For the lonely and tired, such companionship could actually be more enticing than games of the flesh.
(A word of warning about host and hostess clubs. It is well-known that some Yakuza-managed clubs lure customers into spending exorbitant sums of money, thereafter demanding payment in ways best left unmentioned. If you wish to head to any, be sure to inquire about your destination beforehand. Better still, go with a local veteran of the scene. Like anywhere else in the world, caution must be exercised when paying for such companionship.)
6. The Past Meeting the Present …
One of the most fascinating aspect of Japan is how easily the traditional blends with the modern, a prime example being how traditional games like mah-jong and shogi are today staples in Japanese nightlife.
Establishments providing such games, usually smoky and crowded, could be found in all large Japanese cities, and needless to say, you are welcomed to play as long as you have a working knowledge of the games.
Should you do so, or if you have a Japanese friend willing to chaperon you, a visit to any of these places could easily be the most memorable part of your stay in Japan. Know that simply by stepping in, you have penetrated the inner depths of Japanese local culture.
7. Letting It Go …
Is karaoke a must-try when in Japan? I’d say yes, and I do so because the business of karaoke is refined to an art form in its birth country.
Terrified of embarrassing yourself before strangers? No problem. Just head to a karaoke box designed for solo artists.
Keen to serenade only your beloved? With no one else around? No problem too. You could spend the whole night doing so in a high-end love hotel providing karaoke as an amenity.
The short of it, this popular Japanese entertainment is truly accessible for all and can easily be enjoyed by anyone willing to give it a go. This includes even younger enthusiasts as today, many establishments specifically cater to students. These teenage haunts commonly also serving all sorts of kawaii snacks to delight the young.
8. National Obsessions …
Baseball is the most popular sport in Japan. If you’re into it, lucky you. Not only is baseball-related paraphilia easily found in any Japanese city, you could also have a go at batting during the oddest hours of the evening.
The Shinjuku Battling Centre, located in the heart of Tokyo’s Kabukicho district, is open until 4 am each day. Many other centres also have hours that stretch beyond midnight.
Hereby, allow me to highlight that Shinjuku Batting Centre was the direct inspiration for the Yoshida Batting Centre in the Ryu ga Gotoku series. Visit its website, and you’ll see the version in the games is practically a mirror of the actual place.
9. Arcades …
While mobile gaming has taken a large chunk of the video game market in recent years, arcades still have a heavy presence in Japan. Many are also spread over multiple floors, with higher levels typically devoted to more “matured” entertainment such as fruit machines.

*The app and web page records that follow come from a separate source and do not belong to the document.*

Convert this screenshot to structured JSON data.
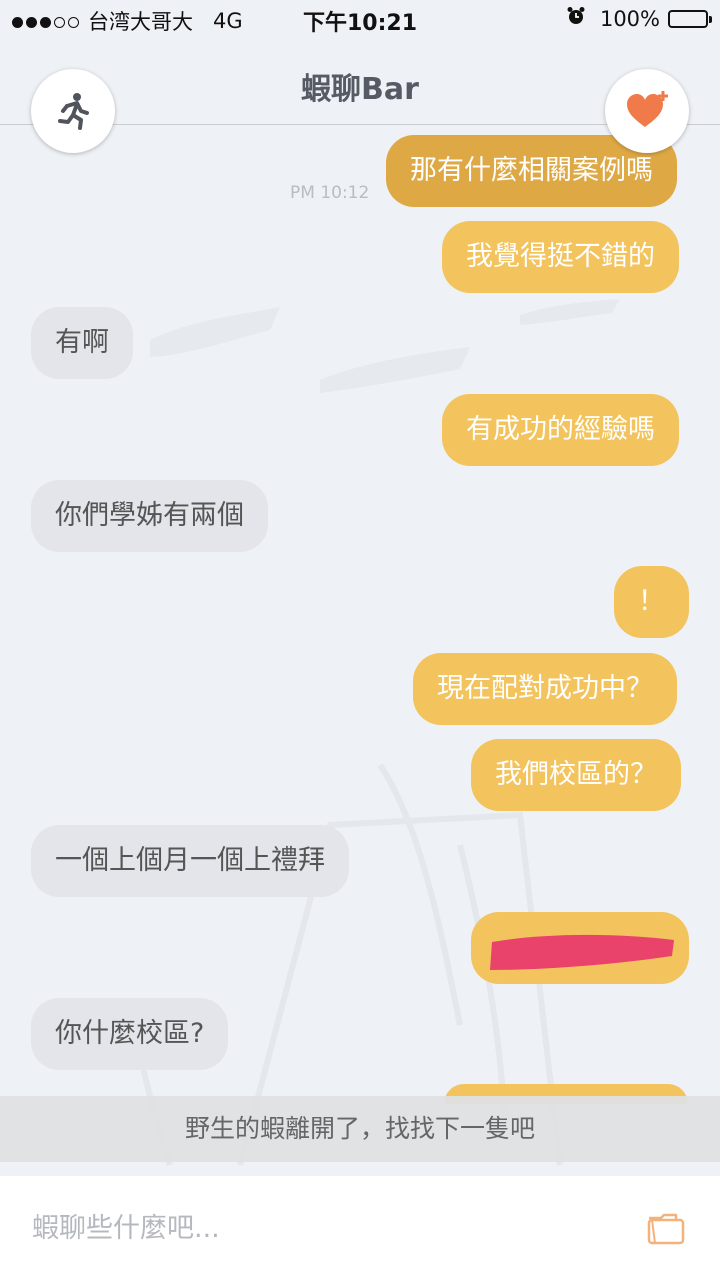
{
  "status_bar": {
    "carrier": "台湾大哥大",
    "network": "4G",
    "time": "下午10:21",
    "battery": "100%",
    "signal_bars": 3,
    "signal_total": 5
  },
  "nav": {
    "title": "蝦聊Bar",
    "leave_icon": "running-man-icon",
    "like_icon": "heart-plus-icon"
  },
  "colors": {
    "sent_bubble": "#f3c35d",
    "sent_bubble_selected": "#dea845",
    "received_bubble": "#e3e5ea",
    "heart": "#f07a4a"
  },
  "messages": [
    {
      "side": "sent",
      "text": "那有什麼相關案例嗎",
      "time": "PM 10:12"
    },
    {
      "side": "sent",
      "text": "我覺得挺不錯的"
    },
    {
      "side": "received",
      "text": "有啊"
    },
    {
      "side": "sent",
      "text": "有成功的經驗嗎"
    },
    {
      "side": "received",
      "text": "你們學姊有兩個"
    },
    {
      "side": "sent",
      "text": "！"
    },
    {
      "side": "sent",
      "text": "現在配對成功中？"
    },
    {
      "side": "sent",
      "text": "我們校區的？"
    },
    {
      "side": "received",
      "text": "一個上個月一個上禮拜"
    },
    {
      "side": "sent",
      "text": "",
      "redacted": true
    },
    {
      "side": "received",
      "text": "你什麼校區?"
    }
  ],
  "notice": "野生的蝦離開了，找找下一隻吧",
  "input": {
    "placeholder": "蝦聊些什麼吧...",
    "value": "",
    "attach_icon": "folder-icon"
  }
}
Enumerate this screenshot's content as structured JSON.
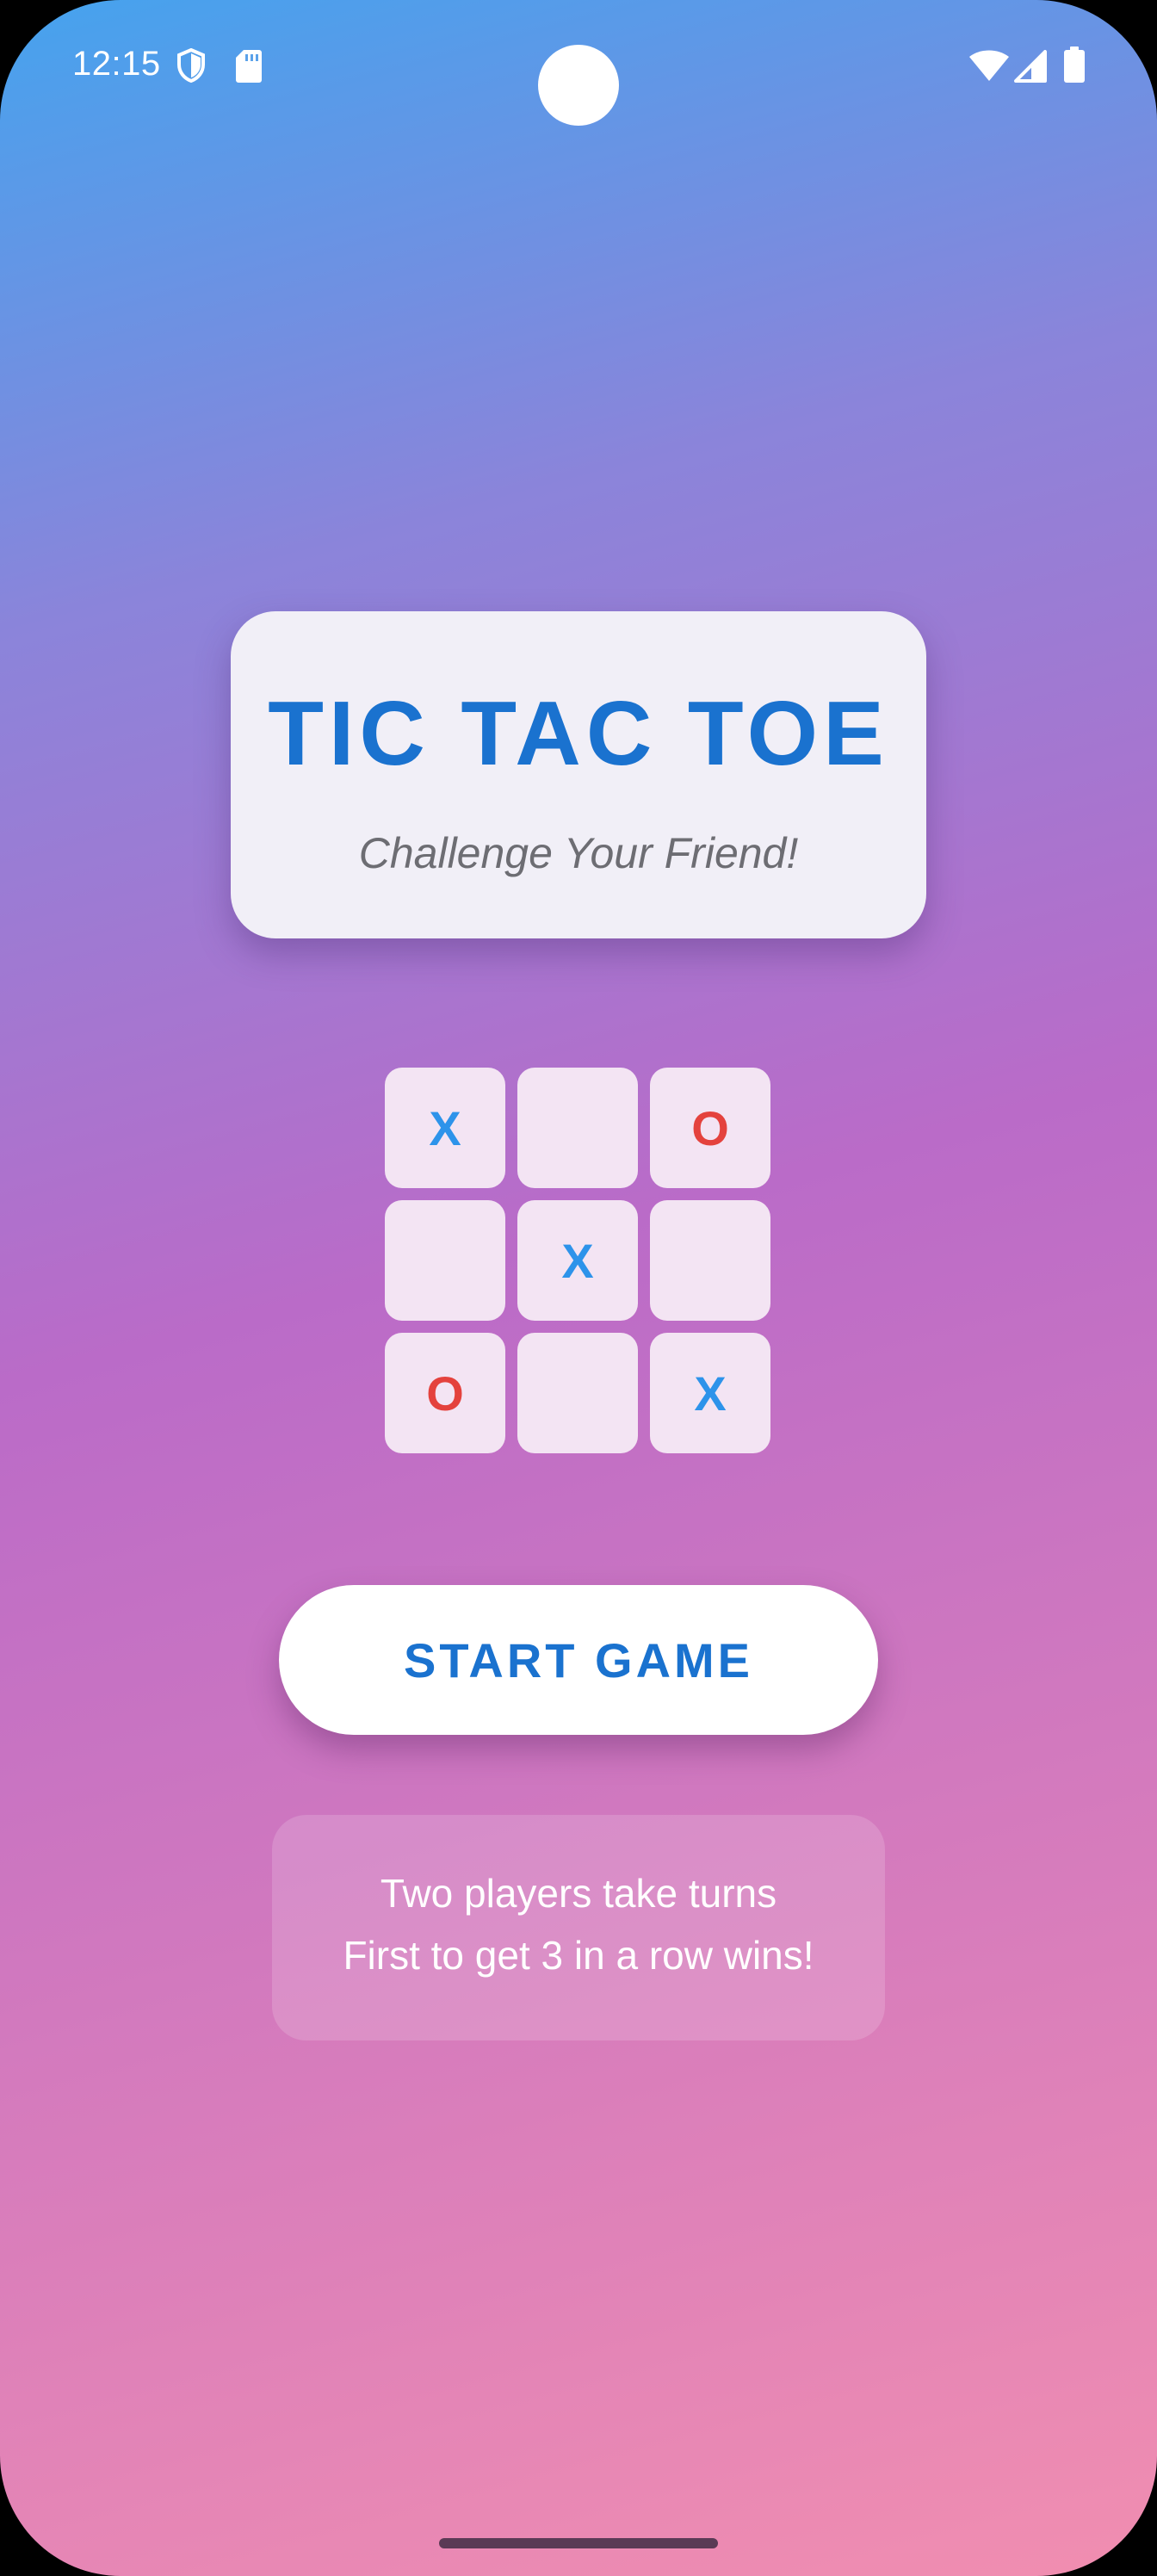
{
  "status_bar": {
    "time": "12:15",
    "left_icons": [
      "shield-icon",
      "sd-card-icon"
    ],
    "right_icons": [
      "wifi-icon",
      "cellular-signal-icon",
      "battery-icon"
    ]
  },
  "title_card": {
    "title": "TIC TAC TOE",
    "subtitle": "Challenge Your Friend!"
  },
  "board": {
    "cells": [
      "X",
      "",
      "O",
      "",
      "X",
      "",
      "O",
      "",
      "X"
    ]
  },
  "start_button": {
    "label": "START GAME"
  },
  "info": {
    "line1": "Two players take turns",
    "line2": "First to get 3 in a row wins!"
  },
  "colors": {
    "x_color": "#2d93ea",
    "o_color": "#e4423d",
    "accent": "#1a72cf",
    "gradient_top": "#45a3ee",
    "gradient_mid": "#ba6bc8",
    "gradient_bottom": "#f18eb0"
  }
}
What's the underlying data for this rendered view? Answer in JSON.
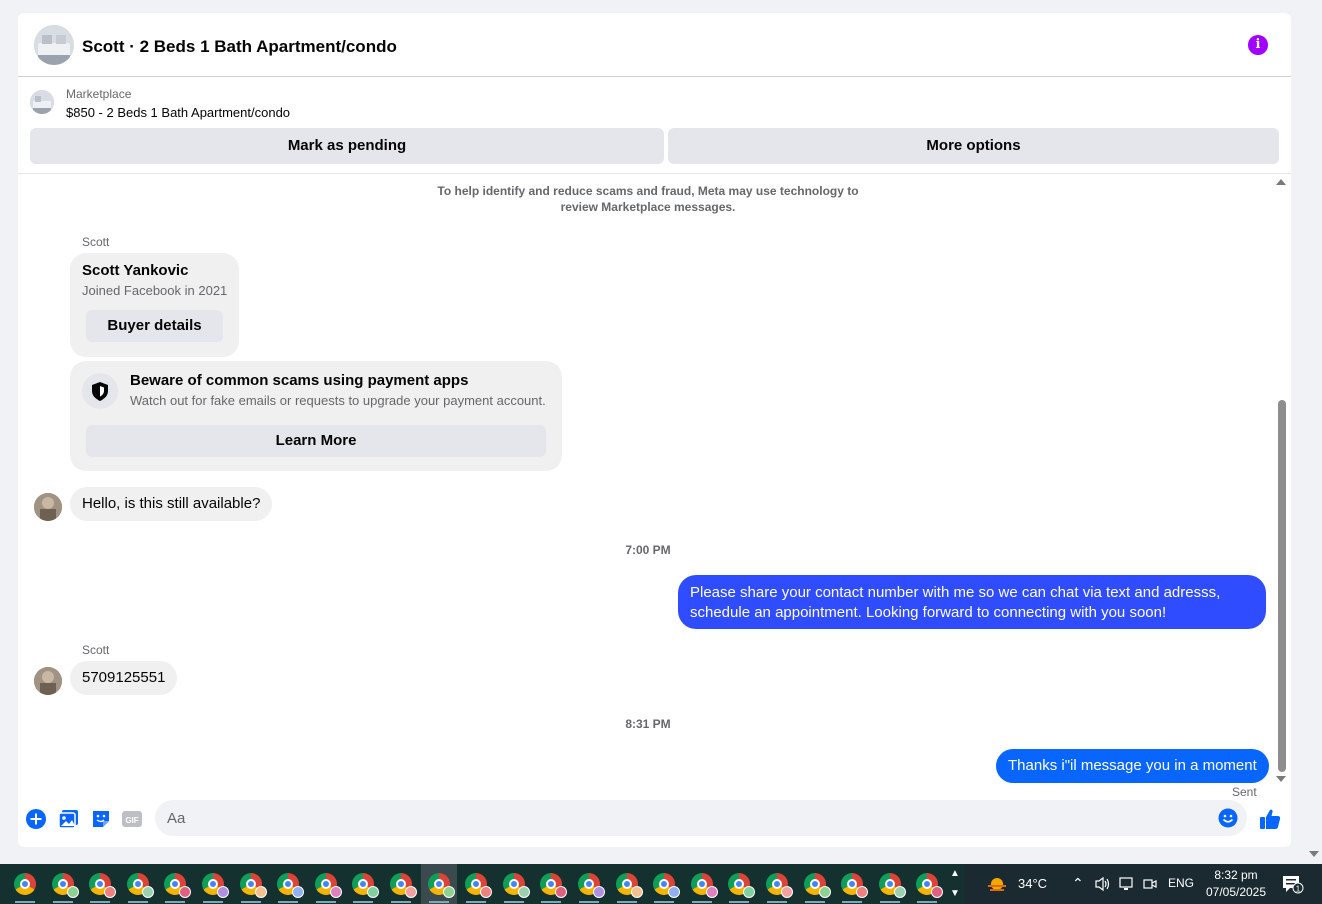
{
  "header": {
    "title": "Scott · 2 Beds 1 Bath Apartment/condo",
    "info_icon": "info-icon",
    "info_color": "#a100ff"
  },
  "listing": {
    "category": "Marketplace",
    "name": "$850 - 2 Beds 1 Bath Apartment/condo",
    "mark_pending": "Mark as pending",
    "more_options": "More options"
  },
  "messages": {
    "notice": "To help identify and reduce scams and fraud, Meta may use technology to review Marketplace messages.",
    "sender_1": "Scott",
    "profile": {
      "name": "Scott Yankovic",
      "joined": "Joined Facebook in 2021",
      "button": "Buyer details"
    },
    "scam_warning": {
      "icon": "shield-icon",
      "title": "Beware of common scams using payment apps",
      "subtitle": "Watch out for fake emails or requests to upgrade your payment account.",
      "button": "Learn More"
    },
    "incoming_1": "Hello, is this still available?",
    "time_1": "7:00 PM",
    "outgoing_1": "Please share your contact number with me so we can chat via text and adresss, schedule an appointment. Looking forward to connecting with you soon!",
    "sender_2": "Scott",
    "incoming_2": "5709125551",
    "time_2": "8:31 PM",
    "outgoing_2": "Thanks i\"il message you in a moment",
    "status": "Sent",
    "outgoing_color": "#0866ff"
  },
  "composer": {
    "placeholder": "Aa",
    "icons": [
      "plus-icon",
      "image-icon",
      "sticker-icon",
      "gif-icon",
      "emoji-icon",
      "like-icon"
    ],
    "gif_label": "GIF",
    "accent_color": "#0866ff"
  },
  "taskbar": {
    "app_count": 25,
    "temperature": "34°C",
    "language": "ENG",
    "time": "8:32 pm",
    "date": "07/05/2025",
    "notification_count": "1"
  }
}
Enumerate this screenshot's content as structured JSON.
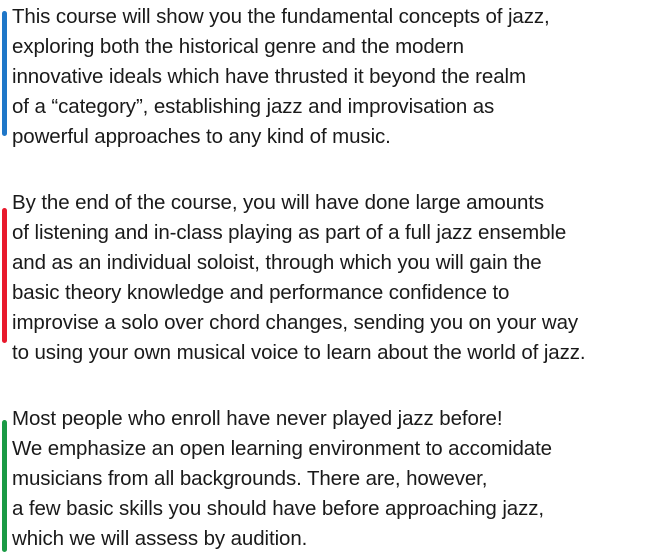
{
  "colors": {
    "bar_blue": "#1f77c8",
    "bar_red": "#e8192c",
    "bar_green": "#1a9a45",
    "text": "#1a1a1a",
    "background": "#ffffff"
  },
  "paragraphs": [
    {
      "lines": [
        "This course will show you the fundamental concepts of jazz,",
        "exploring both the historical genre and the modern",
        "innovative ideals which have thrusted it beyond the realm",
        "of a “category”, establishing jazz and improvisation as",
        "powerful approaches to any kind of music."
      ]
    },
    {
      "lines": [
        "By the end of the course, you will have done large amounts",
        "of listening and in-class playing as part of a full jazz ensemble",
        "and as an individual soloist, through which you will gain the",
        "basic theory knowledge and performance confidence to",
        "improvise a solo over chord changes, sending you on your way",
        "to using your own musical voice to learn about the world of jazz."
      ]
    },
    {
      "lines": [
        "Most people who enroll have never played jazz before!",
        "We emphasize an open learning environment to accomidate",
        "musicians from all backgrounds. There are, however,",
        "a few basic skills you should have before approaching jazz,",
        "which we will assess by audition."
      ]
    }
  ]
}
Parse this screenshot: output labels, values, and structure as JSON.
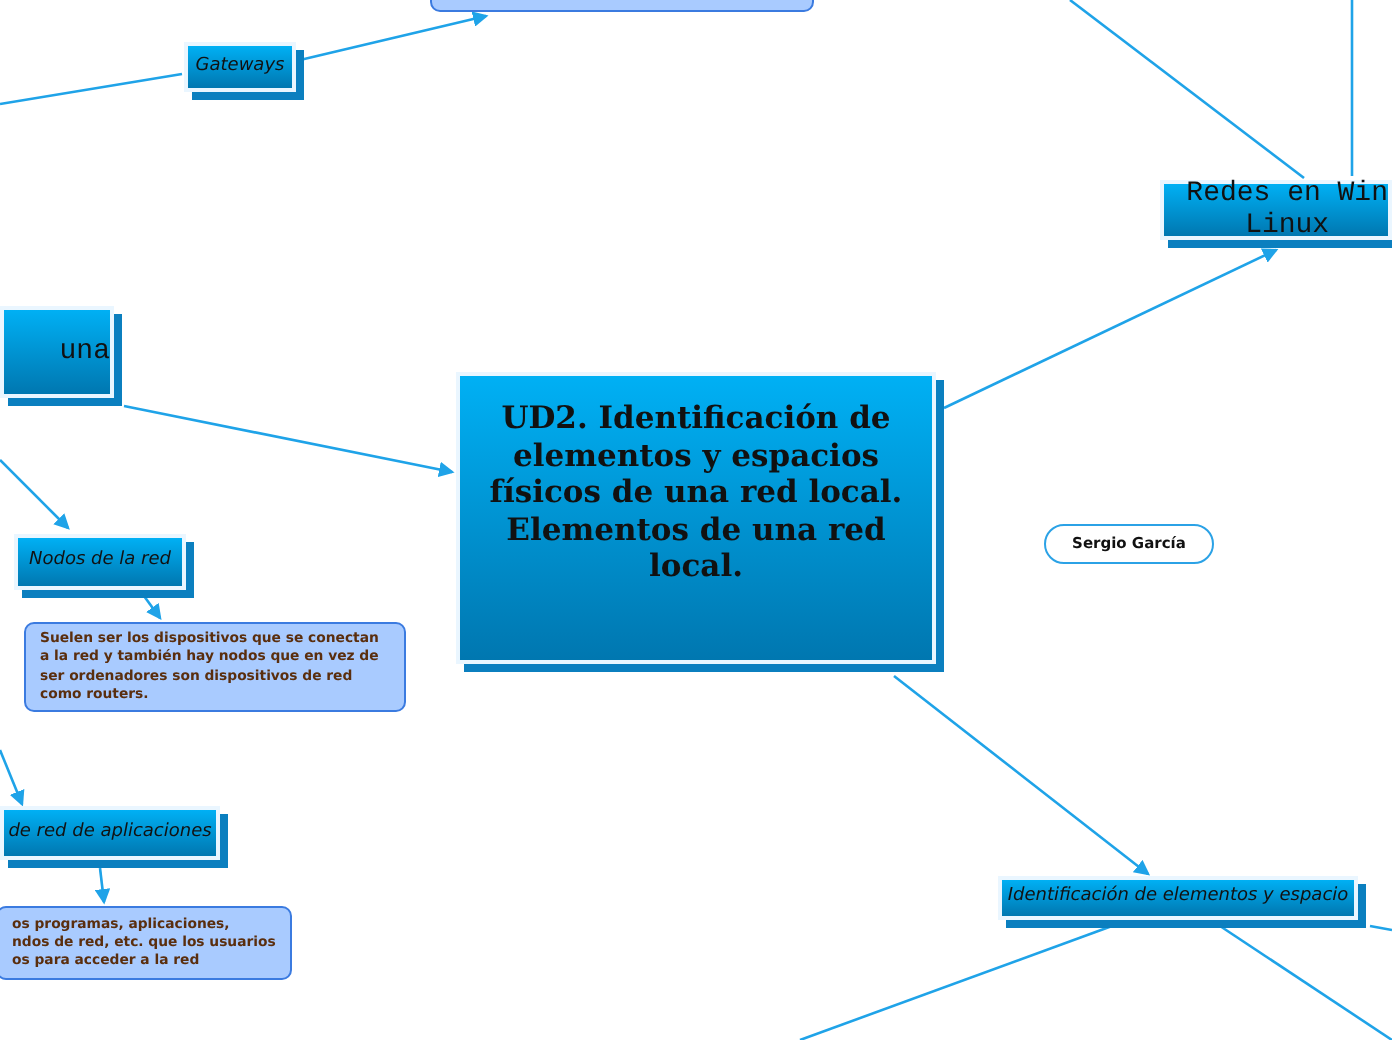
{
  "nodes": [
    {
      "kind": "subtopic",
      "text": "Gateways"
    },
    {
      "kind": "note"
    },
    {
      "kind": "topic",
      "text": "una"
    },
    {
      "kind": "subtopic",
      "text": "Nodos de la red"
    },
    {
      "kind": "note",
      "text": "Suelen ser los dispositivos que se conectan a la red y también hay nodos que en vez de ser ordenadores son dispositivos de red como routers."
    },
    {
      "kind": "subtopic",
      "text": "de red de aplicaciones"
    },
    {
      "kind": "note",
      "text": "os programas, aplicaciones,\nndos de red, etc. que los usuarios\nos para acceder a la red"
    },
    {
      "kind": "central",
      "text": "UD2. Identificación de elementos y espacios físicos de una red local. Elementos de una red local."
    },
    {
      "kind": "topic",
      "text": "Redes en Win\nLinux"
    },
    {
      "kind": "label",
      "text": "Sergio García"
    },
    {
      "kind": "subtopic",
      "text": "Identificación de elementos y espacio"
    }
  ]
}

Ubiquitous to all would be purikura machines too, as well as flashily decorated UFO catchers.
On the latter, a UFO catcher is, of course, one of those devious inventions that could hook anyone for hours. This simple game is well capable of inducing rage or ecstasy, depending on the sort of person you are.
10. Japanese Nightlife is NOT about making a scene in public …
Whatever you might have read or heard about Japan’s after-dark entertainment, note this. Order is prized above everything else in Japan, even in party districts like Kabukicho. Drunken stupors are tolerated, but barely. The outrageously dressed also tend to congregate in certain areas only.
In summary, Japan welcomes anyone to have a great time in its cities after dark but only if you conduct yourself decently. Needless to say, you should also respect Japan’s many cultural systems. The country’s various social taboos too.
All screenshots belong to Sega.
If you prefer a different way to experience Japan, please read my retro famicom games post and Yakuza Ishin post!
Read my other Video Game Tourist posts.